With this quantum mechanical viewpoint as a foundation, I am going to offer some rules that can help you experience pure energy rather than chronic fatigue. We will call these rules Primary Energy Principles, or PEPs, and in each chapter of this book new ones will be introduced. As you read, I suggest that you keep a pen and paper handy in order to write down the PEPs as you encounter them. This will focus your attention and help you to commit the PEPs to memory.

The first one explains why learning these principles will be of great benefit to your health.

PEP 1. Knowledge has organizing power. Through the mind/body connection, knowledge affects the body and creates health.

Quite literally, knowledge can heal, and according to mind/body medicine, knowledge is the greatest healer of all. Therefore if you write down each of the PEPs and take them to heart, the effect can actually be like a medicinal prescription for your mind/body physiology. The neurochemicals that will become structured in your system will help to nourish, heal, and revitalize you in a very real and very profound way.

Here are four more PEPs:

PEP 2. Energy is natural to life. The fact that unlimited energy is always present and available in the unified field is the most basic truth of nature.

PEP 3. Energy flows naturally from the unified field to the mind/body system. Fatigue results from blocks or imbalances in this natural flow.

PEP 4. Blocks or imbalances in the mind/body system develop when harmony with nature has been disrupted.

PEP 5. A balanced mind/body system allows energy to flow easily from nature. Therefore the key to eliminating chronic fatigue and having abundant energy is balance.
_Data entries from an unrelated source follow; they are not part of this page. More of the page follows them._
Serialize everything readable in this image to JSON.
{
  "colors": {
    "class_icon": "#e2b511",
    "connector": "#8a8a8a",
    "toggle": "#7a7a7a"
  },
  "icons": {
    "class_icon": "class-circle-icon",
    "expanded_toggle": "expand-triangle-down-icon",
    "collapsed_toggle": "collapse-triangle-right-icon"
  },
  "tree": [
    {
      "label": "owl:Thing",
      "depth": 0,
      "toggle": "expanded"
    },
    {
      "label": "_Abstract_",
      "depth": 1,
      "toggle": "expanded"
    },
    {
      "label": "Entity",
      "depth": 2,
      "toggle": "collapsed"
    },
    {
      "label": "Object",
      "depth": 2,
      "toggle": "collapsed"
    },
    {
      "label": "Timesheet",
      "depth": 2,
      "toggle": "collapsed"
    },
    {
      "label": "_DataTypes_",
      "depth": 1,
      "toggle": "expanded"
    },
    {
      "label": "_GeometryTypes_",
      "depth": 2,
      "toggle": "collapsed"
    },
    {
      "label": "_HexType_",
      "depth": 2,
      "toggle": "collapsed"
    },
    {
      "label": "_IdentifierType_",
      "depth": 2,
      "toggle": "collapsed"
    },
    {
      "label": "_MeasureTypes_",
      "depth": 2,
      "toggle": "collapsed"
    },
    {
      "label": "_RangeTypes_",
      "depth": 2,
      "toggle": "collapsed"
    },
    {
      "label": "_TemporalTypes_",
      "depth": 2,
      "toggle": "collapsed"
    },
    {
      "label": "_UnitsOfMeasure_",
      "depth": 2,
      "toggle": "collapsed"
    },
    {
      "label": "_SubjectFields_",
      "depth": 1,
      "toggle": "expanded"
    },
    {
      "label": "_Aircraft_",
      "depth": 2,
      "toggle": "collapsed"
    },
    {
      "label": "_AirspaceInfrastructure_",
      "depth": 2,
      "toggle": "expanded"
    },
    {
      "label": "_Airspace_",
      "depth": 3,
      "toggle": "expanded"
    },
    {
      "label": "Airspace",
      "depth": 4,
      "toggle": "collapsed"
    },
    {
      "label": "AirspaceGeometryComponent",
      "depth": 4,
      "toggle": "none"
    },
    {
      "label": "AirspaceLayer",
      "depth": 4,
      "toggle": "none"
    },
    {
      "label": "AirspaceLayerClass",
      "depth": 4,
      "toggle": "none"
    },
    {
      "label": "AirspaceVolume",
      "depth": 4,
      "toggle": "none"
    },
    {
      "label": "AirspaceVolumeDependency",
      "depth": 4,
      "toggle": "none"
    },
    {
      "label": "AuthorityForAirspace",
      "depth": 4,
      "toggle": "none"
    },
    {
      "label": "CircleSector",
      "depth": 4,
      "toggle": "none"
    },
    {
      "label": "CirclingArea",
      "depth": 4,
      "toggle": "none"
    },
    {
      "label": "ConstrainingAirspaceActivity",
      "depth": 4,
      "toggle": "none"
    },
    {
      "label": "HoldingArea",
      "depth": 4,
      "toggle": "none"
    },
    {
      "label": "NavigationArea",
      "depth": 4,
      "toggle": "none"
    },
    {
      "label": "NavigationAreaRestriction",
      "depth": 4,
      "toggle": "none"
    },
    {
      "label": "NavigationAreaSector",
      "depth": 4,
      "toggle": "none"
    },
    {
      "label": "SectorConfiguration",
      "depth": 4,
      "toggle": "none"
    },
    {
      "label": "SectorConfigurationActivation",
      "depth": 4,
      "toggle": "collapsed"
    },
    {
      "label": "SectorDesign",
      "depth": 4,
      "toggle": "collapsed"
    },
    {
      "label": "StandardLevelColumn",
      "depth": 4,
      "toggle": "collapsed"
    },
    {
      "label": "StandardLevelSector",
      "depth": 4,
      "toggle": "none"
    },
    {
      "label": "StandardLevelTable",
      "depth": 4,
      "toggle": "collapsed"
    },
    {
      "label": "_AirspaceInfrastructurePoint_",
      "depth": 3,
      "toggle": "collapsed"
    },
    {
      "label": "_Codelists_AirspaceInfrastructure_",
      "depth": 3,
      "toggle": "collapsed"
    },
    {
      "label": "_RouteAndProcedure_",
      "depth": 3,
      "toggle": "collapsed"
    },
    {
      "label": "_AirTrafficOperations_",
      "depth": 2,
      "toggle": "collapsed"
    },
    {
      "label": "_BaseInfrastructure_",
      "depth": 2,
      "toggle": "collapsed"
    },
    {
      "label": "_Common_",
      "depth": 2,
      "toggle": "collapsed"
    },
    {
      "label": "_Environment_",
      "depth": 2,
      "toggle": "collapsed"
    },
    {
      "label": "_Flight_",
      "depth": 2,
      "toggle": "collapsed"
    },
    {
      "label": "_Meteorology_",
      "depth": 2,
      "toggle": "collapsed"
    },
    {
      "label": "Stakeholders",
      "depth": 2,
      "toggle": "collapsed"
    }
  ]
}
Our first five PEPs contain important information about energy and fatigue, and they also serve to illuminate the relationship of any individual to the surrounding universe. PEP number 5, for example, refers to balance, which will be the key principle of this book. Balance is the goal of all the techniques you’ll be learning, and it’s a word that should be understood in a holistic way. Ideally, balance means complete integration of physical and spiritual components in every area of your experience.

In the chapters that follow, you’ll learn techniques for creating balance in four areas: your body, your mind, your behavior, and your environment.

knowledge has organizing power